**Required action:**
Write out again, exactly as they stand, the line that includes "Serialize everything readable" and all remaining lines of the entries.

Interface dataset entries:
------------------------------------------------------------

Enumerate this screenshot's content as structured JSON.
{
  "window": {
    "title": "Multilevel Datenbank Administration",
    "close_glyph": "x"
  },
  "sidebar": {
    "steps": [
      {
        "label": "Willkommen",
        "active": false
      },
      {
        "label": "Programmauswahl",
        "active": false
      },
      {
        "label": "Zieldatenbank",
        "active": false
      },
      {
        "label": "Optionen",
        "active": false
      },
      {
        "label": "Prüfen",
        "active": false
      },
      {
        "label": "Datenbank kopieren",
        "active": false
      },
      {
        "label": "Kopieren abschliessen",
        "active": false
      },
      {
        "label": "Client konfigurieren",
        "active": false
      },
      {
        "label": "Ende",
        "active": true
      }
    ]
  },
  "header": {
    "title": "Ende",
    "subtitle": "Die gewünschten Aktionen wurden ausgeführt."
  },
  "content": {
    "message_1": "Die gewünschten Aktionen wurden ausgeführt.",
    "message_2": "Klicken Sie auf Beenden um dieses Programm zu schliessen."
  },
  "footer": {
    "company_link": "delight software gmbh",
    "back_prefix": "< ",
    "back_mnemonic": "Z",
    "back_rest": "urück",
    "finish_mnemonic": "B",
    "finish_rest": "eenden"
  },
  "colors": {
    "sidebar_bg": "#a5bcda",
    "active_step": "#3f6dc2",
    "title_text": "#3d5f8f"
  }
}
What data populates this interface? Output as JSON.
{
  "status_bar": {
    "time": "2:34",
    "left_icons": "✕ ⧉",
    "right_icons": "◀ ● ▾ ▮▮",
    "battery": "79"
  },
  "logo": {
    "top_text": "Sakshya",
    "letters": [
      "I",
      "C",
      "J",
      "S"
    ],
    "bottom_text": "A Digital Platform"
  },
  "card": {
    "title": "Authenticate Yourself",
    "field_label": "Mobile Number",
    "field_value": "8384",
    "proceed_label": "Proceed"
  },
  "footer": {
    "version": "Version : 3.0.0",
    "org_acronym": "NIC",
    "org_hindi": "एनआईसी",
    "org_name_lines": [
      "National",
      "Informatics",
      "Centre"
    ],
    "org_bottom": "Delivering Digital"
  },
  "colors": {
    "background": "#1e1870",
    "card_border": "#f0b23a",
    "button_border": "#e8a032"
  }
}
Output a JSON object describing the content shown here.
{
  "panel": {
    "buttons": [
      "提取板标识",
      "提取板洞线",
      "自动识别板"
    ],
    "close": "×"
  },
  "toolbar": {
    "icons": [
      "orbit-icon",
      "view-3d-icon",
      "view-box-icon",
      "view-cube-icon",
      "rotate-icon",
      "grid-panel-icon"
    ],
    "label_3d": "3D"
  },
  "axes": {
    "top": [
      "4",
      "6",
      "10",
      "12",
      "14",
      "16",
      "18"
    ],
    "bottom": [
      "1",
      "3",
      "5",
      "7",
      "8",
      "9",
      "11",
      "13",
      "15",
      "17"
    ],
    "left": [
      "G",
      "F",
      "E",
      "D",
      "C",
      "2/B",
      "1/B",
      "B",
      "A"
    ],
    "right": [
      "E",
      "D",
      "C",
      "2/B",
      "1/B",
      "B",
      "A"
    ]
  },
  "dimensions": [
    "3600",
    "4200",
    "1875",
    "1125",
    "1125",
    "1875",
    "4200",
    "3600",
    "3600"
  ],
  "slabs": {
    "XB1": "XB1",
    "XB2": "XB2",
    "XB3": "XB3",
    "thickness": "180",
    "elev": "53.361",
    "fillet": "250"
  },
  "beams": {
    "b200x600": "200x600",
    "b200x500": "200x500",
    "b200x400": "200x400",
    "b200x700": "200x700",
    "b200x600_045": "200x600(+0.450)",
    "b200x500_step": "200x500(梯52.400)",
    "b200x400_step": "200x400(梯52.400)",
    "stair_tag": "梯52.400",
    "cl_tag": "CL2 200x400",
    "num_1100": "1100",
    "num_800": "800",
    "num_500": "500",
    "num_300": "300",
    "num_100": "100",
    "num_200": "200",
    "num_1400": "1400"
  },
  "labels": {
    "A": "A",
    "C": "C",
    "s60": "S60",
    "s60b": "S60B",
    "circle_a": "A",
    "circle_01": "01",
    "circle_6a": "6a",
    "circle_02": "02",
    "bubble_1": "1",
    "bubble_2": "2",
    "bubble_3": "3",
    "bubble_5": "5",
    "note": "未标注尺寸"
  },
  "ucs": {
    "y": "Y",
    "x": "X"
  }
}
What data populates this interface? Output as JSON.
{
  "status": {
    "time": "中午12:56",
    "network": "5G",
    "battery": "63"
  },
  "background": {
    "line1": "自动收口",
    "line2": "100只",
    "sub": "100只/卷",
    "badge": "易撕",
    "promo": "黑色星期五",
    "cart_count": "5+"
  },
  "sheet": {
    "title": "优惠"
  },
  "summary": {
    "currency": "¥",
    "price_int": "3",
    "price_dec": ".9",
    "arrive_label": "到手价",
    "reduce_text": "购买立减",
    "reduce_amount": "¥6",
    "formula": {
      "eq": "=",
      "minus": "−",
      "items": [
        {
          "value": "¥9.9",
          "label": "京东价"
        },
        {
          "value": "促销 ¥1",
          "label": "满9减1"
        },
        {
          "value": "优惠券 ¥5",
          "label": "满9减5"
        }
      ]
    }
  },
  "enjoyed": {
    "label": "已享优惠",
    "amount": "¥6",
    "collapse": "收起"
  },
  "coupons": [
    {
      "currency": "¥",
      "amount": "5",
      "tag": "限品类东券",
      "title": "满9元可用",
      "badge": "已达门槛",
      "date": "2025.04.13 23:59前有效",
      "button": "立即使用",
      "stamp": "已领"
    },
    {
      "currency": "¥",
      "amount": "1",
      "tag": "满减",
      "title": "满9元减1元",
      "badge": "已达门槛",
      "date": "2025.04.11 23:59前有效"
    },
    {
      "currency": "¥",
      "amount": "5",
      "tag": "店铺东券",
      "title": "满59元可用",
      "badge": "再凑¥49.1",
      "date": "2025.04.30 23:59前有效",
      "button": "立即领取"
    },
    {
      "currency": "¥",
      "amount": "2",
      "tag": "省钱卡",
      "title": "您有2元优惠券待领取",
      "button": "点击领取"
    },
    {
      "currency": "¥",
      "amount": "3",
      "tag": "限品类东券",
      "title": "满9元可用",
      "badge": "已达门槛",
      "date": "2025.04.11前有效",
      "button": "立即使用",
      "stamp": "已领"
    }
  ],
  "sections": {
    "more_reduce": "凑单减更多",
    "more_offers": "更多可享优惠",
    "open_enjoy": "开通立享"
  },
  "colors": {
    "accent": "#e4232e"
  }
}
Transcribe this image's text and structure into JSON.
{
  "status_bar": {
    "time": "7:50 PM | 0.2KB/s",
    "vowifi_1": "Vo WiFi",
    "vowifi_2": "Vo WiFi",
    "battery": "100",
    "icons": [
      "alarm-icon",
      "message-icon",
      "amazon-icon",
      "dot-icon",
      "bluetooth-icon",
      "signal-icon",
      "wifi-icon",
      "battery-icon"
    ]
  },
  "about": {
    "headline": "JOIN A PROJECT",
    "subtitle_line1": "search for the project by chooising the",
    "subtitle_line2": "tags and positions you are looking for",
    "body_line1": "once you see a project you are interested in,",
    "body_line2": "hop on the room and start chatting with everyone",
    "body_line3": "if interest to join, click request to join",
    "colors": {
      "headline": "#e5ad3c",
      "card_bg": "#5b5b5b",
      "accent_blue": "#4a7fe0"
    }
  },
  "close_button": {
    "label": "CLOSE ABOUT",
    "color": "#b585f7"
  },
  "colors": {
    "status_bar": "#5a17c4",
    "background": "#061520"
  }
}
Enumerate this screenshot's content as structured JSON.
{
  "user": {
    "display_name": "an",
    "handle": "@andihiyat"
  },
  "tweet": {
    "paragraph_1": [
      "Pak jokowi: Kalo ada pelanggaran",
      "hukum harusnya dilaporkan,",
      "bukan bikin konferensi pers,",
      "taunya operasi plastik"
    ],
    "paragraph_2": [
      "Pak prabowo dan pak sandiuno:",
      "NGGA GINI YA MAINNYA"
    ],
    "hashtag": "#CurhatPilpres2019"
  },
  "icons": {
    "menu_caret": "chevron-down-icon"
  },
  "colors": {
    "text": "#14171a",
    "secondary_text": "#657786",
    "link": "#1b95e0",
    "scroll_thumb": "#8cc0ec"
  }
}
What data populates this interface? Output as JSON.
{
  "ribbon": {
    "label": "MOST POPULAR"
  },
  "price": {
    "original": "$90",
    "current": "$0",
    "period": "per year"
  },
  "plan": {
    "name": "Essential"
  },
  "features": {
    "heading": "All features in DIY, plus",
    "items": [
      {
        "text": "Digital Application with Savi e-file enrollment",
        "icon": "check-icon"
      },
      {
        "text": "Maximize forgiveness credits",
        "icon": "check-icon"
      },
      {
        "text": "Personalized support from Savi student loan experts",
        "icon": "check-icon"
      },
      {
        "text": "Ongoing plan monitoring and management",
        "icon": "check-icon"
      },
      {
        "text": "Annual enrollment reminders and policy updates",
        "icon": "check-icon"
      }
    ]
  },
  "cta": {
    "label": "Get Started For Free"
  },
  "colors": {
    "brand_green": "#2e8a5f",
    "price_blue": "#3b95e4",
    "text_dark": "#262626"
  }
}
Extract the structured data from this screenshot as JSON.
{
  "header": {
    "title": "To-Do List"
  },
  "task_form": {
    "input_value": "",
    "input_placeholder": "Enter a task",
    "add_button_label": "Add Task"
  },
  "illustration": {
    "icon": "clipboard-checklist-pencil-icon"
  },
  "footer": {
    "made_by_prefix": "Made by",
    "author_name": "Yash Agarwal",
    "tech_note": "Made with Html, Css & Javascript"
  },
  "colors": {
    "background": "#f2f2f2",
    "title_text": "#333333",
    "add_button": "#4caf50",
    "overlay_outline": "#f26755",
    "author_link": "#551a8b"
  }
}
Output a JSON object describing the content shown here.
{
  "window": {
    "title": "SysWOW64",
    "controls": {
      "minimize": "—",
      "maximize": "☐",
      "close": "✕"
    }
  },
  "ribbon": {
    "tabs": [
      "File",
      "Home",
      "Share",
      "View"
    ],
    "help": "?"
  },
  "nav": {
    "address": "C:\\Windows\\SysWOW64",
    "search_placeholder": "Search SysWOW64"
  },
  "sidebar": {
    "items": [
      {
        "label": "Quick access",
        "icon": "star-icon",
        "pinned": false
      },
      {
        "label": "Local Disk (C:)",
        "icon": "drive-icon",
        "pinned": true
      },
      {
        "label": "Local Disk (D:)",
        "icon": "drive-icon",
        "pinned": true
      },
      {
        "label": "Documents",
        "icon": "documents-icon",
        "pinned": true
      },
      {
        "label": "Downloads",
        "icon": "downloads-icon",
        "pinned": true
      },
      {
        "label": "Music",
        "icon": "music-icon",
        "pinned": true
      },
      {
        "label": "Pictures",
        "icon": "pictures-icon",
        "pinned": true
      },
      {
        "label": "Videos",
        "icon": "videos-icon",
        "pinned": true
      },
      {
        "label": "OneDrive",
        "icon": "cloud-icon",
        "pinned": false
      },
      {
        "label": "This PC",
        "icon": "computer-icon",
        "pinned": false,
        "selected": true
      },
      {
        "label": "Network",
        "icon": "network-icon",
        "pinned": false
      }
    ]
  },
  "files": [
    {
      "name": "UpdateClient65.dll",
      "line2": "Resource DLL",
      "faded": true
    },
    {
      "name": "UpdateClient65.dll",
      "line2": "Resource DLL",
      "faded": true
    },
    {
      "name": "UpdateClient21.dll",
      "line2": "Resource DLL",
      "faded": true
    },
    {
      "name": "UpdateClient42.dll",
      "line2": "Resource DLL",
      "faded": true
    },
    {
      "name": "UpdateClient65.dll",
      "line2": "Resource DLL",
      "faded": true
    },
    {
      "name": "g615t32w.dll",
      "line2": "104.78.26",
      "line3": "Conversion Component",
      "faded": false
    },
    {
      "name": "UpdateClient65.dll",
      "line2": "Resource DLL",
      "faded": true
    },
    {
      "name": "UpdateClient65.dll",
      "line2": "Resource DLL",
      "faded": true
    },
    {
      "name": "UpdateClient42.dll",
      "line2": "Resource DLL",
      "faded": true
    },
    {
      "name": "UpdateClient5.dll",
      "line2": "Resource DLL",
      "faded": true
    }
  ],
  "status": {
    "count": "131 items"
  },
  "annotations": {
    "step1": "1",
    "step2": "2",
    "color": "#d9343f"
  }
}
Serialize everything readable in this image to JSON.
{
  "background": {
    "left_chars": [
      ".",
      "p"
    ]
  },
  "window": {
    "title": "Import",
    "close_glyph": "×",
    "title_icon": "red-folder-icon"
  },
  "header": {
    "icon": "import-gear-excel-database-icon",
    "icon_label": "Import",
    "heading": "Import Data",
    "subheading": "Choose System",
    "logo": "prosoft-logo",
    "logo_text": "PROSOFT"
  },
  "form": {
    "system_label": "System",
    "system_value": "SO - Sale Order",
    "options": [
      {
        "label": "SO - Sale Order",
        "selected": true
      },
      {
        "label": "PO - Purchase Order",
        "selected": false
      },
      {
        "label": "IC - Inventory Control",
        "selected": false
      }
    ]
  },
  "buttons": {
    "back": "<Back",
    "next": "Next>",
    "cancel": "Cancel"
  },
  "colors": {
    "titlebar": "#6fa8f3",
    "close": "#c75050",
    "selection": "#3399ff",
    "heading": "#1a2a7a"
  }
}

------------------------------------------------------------

**Response below:**
Serialize everything readable in this image to JSON.
{
  "background": {
    "left_chars": [
      ".",
      "p"
    ]
  },
  "window": {
    "title": "Import",
    "close_glyph": "×",
    "title_icon": "red-folder-icon"
  },
  "header": {
    "icon": "import-gear-excel-database-icon",
    "icon_label": "Import",
    "heading": "Import Data",
    "subheading": "Choose System",
    "logo": "prosoft-logo",
    "logo_text": "PROSOFT"
  },
  "form": {
    "system_label": "System",
    "system_value": "SO - Sale Order",
    "options": [
      {
        "label": "SO - Sale Order",
        "selected": true
      },
      {
        "label": "PO - Purchase Order",
        "selected": false
      },
      {
        "label": "IC - Inventory Control",
        "selected": false
      }
    ]
  },
  "buttons": {
    "back": "<Back",
    "next": "Next>",
    "cancel": "Cancel"
  },
  "colors": {
    "titlebar": "#6fa8f3",
    "close": "#c75050",
    "selection": "#3399ff",
    "heading": "#1a2a7a"
  }
}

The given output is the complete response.